## YOUR GOAL
Give every entry again, unchanged, and leave its images out.

## Excerpts from a dataset
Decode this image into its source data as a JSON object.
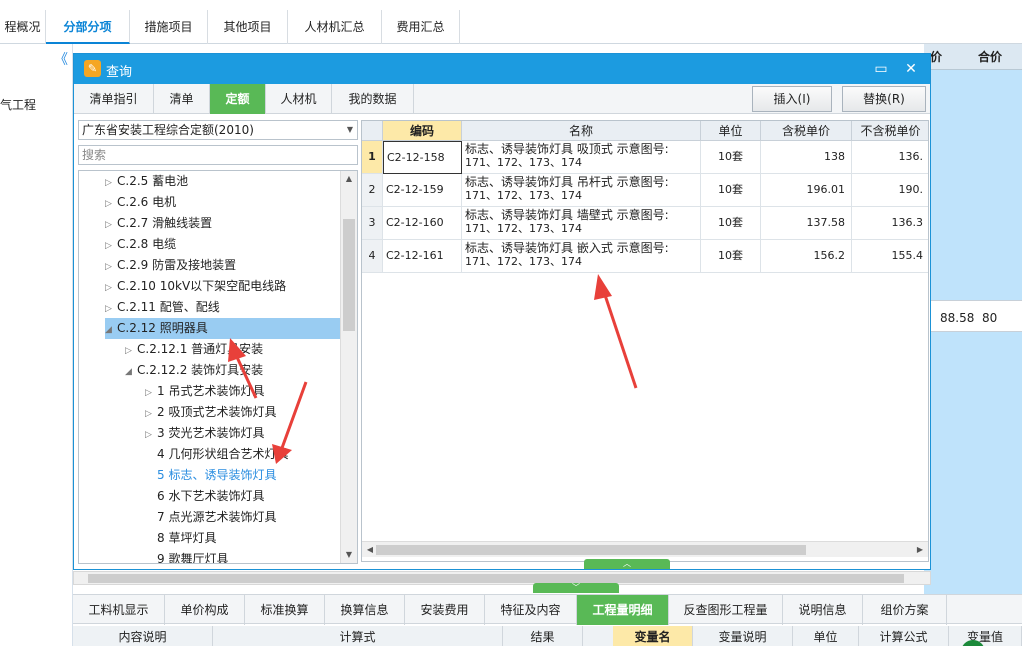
{
  "top_tabs": [
    "程概况",
    "分部分项",
    "措施项目",
    "其他项目",
    "人材机汇总",
    "费用汇总"
  ],
  "left_panel": {
    "item": "电气工程",
    "collapse": "《"
  },
  "bg": {
    "headers": [
      "价",
      "合价"
    ],
    "row_values": [
      "88.58",
      "80"
    ]
  },
  "dialog": {
    "title": "查询",
    "tabs": [
      "清单指引",
      "清单",
      "定额",
      "人材机",
      "我的数据"
    ],
    "insert_button": "插入(I)",
    "replace_button": "替换(R)",
    "library": "广东省安装工程综合定额(2010)",
    "search_placeholder": "搜索",
    "tree": [
      {
        "label": "C.2.5 蓄电池"
      },
      {
        "label": "C.2.6 电机"
      },
      {
        "label": "C.2.7 滑触线装置"
      },
      {
        "label": "C.2.8 电缆"
      },
      {
        "label": "C.2.9 防雷及接地装置"
      },
      {
        "label": "C.2.10 10kV以下架空配电线路"
      },
      {
        "label": "C.2.11 配管、配线"
      },
      {
        "label": "C.2.12 照明器具"
      },
      {
        "label": "C.2.12.1 普通灯具安装"
      },
      {
        "label": "C.2.12.2 装饰灯具安装"
      },
      {
        "label": "1 吊式艺术装饰灯具"
      },
      {
        "label": "2 吸顶式艺术装饰灯具"
      },
      {
        "label": "3 荧光艺术装饰灯具"
      },
      {
        "label": "4 几何形状组合艺术灯具"
      },
      {
        "label": "5 标志、诱导装饰灯具"
      },
      {
        "label": "6 水下艺术装饰灯具"
      },
      {
        "label": "7 点光源艺术装饰灯具"
      },
      {
        "label": "8 草坪灯具"
      },
      {
        "label": "9 歌舞厅灯具"
      }
    ],
    "grid": {
      "headers": [
        "",
        "编码",
        "名称",
        "单位",
        "含税单价",
        "不含税单价"
      ],
      "rows": [
        {
          "num": "1",
          "code": "C2-12-158",
          "name1": "标志、诱导装饰灯具 吸顶式 示意图号:",
          "name2": "171、172、173、174",
          "unit": "10套",
          "tax": "138",
          "notax": "136."
        },
        {
          "num": "2",
          "code": "C2-12-159",
          "name1": "标志、诱导装饰灯具 吊杆式 示意图号:",
          "name2": "171、172、173、174",
          "unit": "10套",
          "tax": "196.01",
          "notax": "190."
        },
        {
          "num": "3",
          "code": "C2-12-160",
          "name1": "标志、诱导装饰灯具 墙壁式 示意图号:",
          "name2": "171、172、173、174",
          "unit": "10套",
          "tax": "137.58",
          "notax": "136.3"
        },
        {
          "num": "4",
          "code": "C2-12-161",
          "name1": "标志、诱导装饰灯具 嵌入式 示意图号:",
          "name2": "171、172、173、174",
          "unit": "10套",
          "tax": "156.2",
          "notax": "155.4"
        }
      ]
    }
  },
  "bottom_tabs": [
    "工料机显示",
    "单价构成",
    "标准换算",
    "换算信息",
    "安装费用",
    "特征及内容",
    "工程量明细",
    "反查图形工程量",
    "说明信息",
    "组价方案"
  ],
  "bottom_headers": [
    "内容说明",
    "计算式",
    "结果",
    "变量名",
    "变量说明",
    "单位",
    "计算公式",
    "变量值"
  ],
  "colors": {
    "accent": "#1c9be0",
    "green": "#59b956",
    "selected": "#99ccf2",
    "arrow": "#e8403a"
  }
}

## WRITTEN SOLUTION
Decode this image into its source data as a JSON object.
{
  "top_tabs": [
    "程概况",
    "分部分项",
    "措施项目",
    "其他项目",
    "人材机汇总",
    "费用汇总"
  ],
  "left_panel": {
    "item": "电气工程",
    "collapse": "《"
  },
  "bg": {
    "headers": [
      "价",
      "合价"
    ],
    "row_values": [
      "88.58",
      "80"
    ]
  },
  "dialog": {
    "title": "查询",
    "tabs": [
      "清单指引",
      "清单",
      "定额",
      "人材机",
      "我的数据"
    ],
    "insert_button": "插入(I)",
    "replace_button": "替换(R)",
    "library": "广东省安装工程综合定额(2010)",
    "search_placeholder": "搜索",
    "tree": [
      {
        "label": "C.2.5 蓄电池"
      },
      {
        "label": "C.2.6 电机"
      },
      {
        "label": "C.2.7 滑触线装置"
      },
      {
        "label": "C.2.8 电缆"
      },
      {
        "label": "C.2.9 防雷及接地装置"
      },
      {
        "label": "C.2.10 10kV以下架空配电线路"
      },
      {
        "label": "C.2.11 配管、配线"
      },
      {
        "label": "C.2.12 照明器具"
      },
      {
        "label": "C.2.12.1 普通灯具安装"
      },
      {
        "label": "C.2.12.2 装饰灯具安装"
      },
      {
        "label": "1 吊式艺术装饰灯具"
      },
      {
        "label": "2 吸顶式艺术装饰灯具"
      },
      {
        "label": "3 荧光艺术装饰灯具"
      },
      {
        "label": "4 几何形状组合艺术灯具"
      },
      {
        "label": "5 标志、诱导装饰灯具"
      },
      {
        "label": "6 水下艺术装饰灯具"
      },
      {
        "label": "7 点光源艺术装饰灯具"
      },
      {
        "label": "8 草坪灯具"
      },
      {
        "label": "9 歌舞厅灯具"
      }
    ],
    "grid": {
      "headers": [
        "",
        "编码",
        "名称",
        "单位",
        "含税单价",
        "不含税单价"
      ],
      "rows": [
        {
          "num": "1",
          "code": "C2-12-158",
          "name1": "标志、诱导装饰灯具 吸顶式 示意图号:",
          "name2": "171、172、173、174",
          "unit": "10套",
          "tax": "138",
          "notax": "136."
        },
        {
          "num": "2",
          "code": "C2-12-159",
          "name1": "标志、诱导装饰灯具 吊杆式 示意图号:",
          "name2": "171、172、173、174",
          "unit": "10套",
          "tax": "196.01",
          "notax": "190."
        },
        {
          "num": "3",
          "code": "C2-12-160",
          "name1": "标志、诱导装饰灯具 墙壁式 示意图号:",
          "name2": "171、172、173、174",
          "unit": "10套",
          "tax": "137.58",
          "notax": "136.3"
        },
        {
          "num": "4",
          "code": "C2-12-161",
          "name1": "标志、诱导装饰灯具 嵌入式 示意图号:",
          "name2": "171、172、173、174",
          "unit": "10套",
          "tax": "156.2",
          "notax": "155.4"
        }
      ]
    }
  },
  "bottom_tabs": [
    "工料机显示",
    "单价构成",
    "标准换算",
    "换算信息",
    "安装费用",
    "特征及内容",
    "工程量明细",
    "反查图形工程量",
    "说明信息",
    "组价方案"
  ],
  "bottom_headers": [
    "内容说明",
    "计算式",
    "结果",
    "变量名",
    "变量说明",
    "单位",
    "计算公式",
    "变量值"
  ],
  "colors": {
    "accent": "#1c9be0",
    "green": "#59b956",
    "selected": "#99ccf2",
    "arrow": "#e8403a"
  }
}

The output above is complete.